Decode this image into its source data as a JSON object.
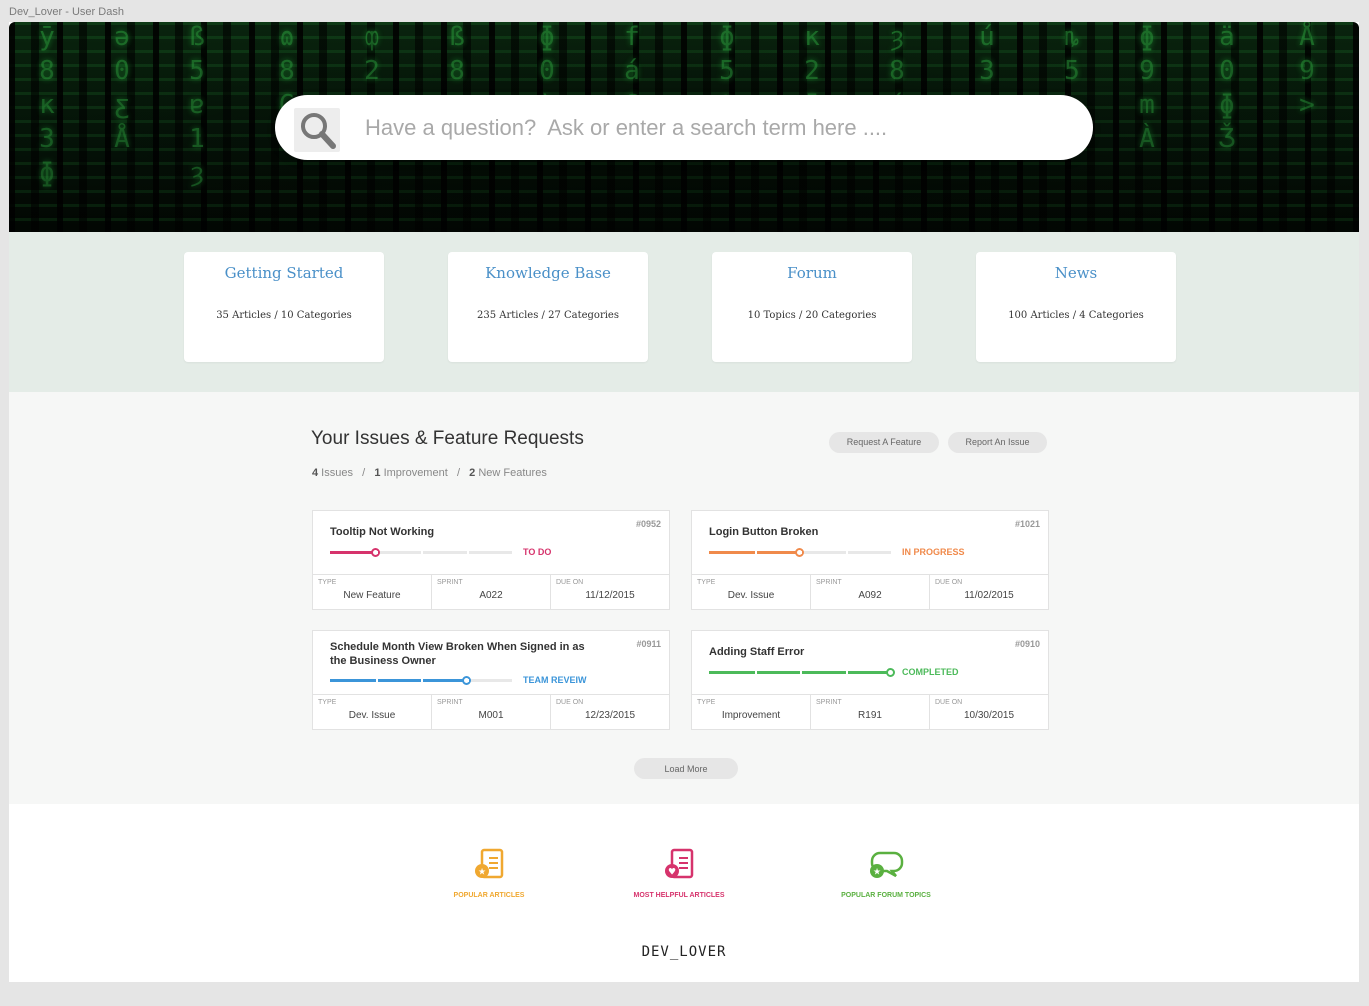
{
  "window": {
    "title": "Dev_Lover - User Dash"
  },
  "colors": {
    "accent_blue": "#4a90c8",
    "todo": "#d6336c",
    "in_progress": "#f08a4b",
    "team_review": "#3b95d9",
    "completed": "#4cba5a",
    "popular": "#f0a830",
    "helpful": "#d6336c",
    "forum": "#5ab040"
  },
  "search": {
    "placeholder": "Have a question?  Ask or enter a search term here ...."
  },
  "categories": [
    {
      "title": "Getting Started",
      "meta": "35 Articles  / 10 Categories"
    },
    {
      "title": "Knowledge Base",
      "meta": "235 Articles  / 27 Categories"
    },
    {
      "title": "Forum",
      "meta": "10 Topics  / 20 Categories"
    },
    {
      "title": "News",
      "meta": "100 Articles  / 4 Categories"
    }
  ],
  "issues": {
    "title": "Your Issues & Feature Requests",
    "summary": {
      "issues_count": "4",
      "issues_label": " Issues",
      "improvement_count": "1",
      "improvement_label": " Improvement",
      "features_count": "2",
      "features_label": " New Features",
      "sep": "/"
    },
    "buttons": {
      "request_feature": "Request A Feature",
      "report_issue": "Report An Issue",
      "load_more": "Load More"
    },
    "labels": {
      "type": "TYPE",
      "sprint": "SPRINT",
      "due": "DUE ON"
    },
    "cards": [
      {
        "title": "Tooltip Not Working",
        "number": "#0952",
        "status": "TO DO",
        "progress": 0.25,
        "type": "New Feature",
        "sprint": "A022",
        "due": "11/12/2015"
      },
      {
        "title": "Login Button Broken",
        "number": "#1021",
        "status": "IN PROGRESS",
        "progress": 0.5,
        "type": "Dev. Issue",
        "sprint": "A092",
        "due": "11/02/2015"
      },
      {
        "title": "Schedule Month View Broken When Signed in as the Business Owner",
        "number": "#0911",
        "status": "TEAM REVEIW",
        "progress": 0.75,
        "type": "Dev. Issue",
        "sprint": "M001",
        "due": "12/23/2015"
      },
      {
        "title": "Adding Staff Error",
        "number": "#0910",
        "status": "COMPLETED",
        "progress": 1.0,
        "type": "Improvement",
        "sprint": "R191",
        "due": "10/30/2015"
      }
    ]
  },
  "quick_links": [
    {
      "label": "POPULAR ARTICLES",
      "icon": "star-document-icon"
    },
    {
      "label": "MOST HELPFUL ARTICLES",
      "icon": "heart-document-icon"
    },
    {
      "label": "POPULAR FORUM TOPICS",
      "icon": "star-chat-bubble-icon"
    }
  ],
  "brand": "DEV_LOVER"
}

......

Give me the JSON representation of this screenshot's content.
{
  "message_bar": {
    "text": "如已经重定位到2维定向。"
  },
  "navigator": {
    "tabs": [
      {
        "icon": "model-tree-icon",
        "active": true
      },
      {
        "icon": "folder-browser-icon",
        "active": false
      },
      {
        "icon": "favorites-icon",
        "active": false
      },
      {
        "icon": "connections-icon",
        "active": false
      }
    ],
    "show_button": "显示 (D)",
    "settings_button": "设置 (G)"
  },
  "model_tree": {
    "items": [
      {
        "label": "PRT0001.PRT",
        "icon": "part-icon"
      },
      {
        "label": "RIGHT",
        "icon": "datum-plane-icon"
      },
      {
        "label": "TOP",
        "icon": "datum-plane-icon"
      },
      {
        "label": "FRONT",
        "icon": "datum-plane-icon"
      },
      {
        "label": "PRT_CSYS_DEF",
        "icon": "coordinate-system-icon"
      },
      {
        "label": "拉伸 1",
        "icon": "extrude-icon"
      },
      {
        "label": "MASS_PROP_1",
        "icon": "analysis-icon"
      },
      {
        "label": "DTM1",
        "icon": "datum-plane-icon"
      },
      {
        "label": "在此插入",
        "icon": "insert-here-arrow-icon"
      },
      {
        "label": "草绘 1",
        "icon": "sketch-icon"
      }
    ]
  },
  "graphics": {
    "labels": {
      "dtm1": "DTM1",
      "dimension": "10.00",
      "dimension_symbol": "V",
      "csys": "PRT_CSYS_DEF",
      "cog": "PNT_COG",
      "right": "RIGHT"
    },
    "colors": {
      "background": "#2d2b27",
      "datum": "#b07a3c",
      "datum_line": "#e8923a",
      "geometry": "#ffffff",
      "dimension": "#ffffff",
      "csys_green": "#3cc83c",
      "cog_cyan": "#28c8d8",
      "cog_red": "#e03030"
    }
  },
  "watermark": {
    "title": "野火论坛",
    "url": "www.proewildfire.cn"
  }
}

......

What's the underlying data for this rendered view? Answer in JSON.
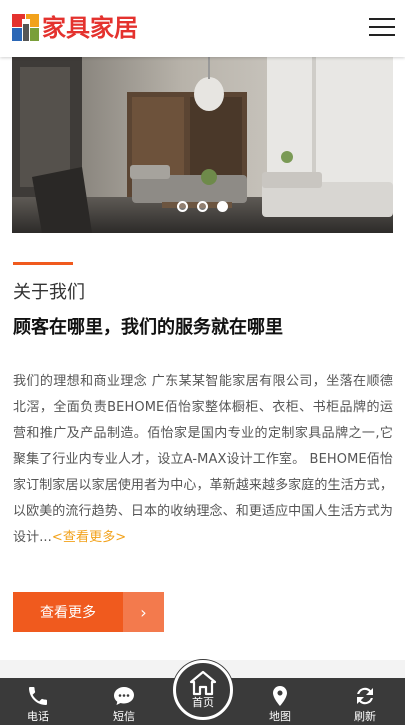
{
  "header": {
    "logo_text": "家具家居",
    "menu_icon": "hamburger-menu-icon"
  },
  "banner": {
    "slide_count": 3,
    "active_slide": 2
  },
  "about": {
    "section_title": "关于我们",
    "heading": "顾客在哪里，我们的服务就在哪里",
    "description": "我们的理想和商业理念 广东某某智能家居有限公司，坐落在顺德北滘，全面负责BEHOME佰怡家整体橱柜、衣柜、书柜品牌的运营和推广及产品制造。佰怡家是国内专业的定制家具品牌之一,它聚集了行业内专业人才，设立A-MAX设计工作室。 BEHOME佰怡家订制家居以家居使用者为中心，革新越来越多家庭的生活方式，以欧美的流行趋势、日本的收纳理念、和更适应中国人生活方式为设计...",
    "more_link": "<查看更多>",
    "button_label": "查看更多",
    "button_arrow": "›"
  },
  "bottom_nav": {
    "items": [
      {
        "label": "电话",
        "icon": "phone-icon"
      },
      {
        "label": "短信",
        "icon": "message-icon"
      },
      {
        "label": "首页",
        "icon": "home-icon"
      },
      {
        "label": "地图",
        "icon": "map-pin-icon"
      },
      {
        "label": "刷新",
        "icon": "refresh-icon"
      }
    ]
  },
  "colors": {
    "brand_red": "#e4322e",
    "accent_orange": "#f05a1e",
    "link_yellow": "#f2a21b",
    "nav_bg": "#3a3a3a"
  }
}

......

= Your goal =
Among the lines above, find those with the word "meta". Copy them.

= Problem solution =
      "meta": "35 Articles  / 10 Categories"
      "meta": "235 Articles  / 27 Categories"
      "meta": "10 Topics  / 20 Categories"
      "meta": "100 Articles  / 4 Categories"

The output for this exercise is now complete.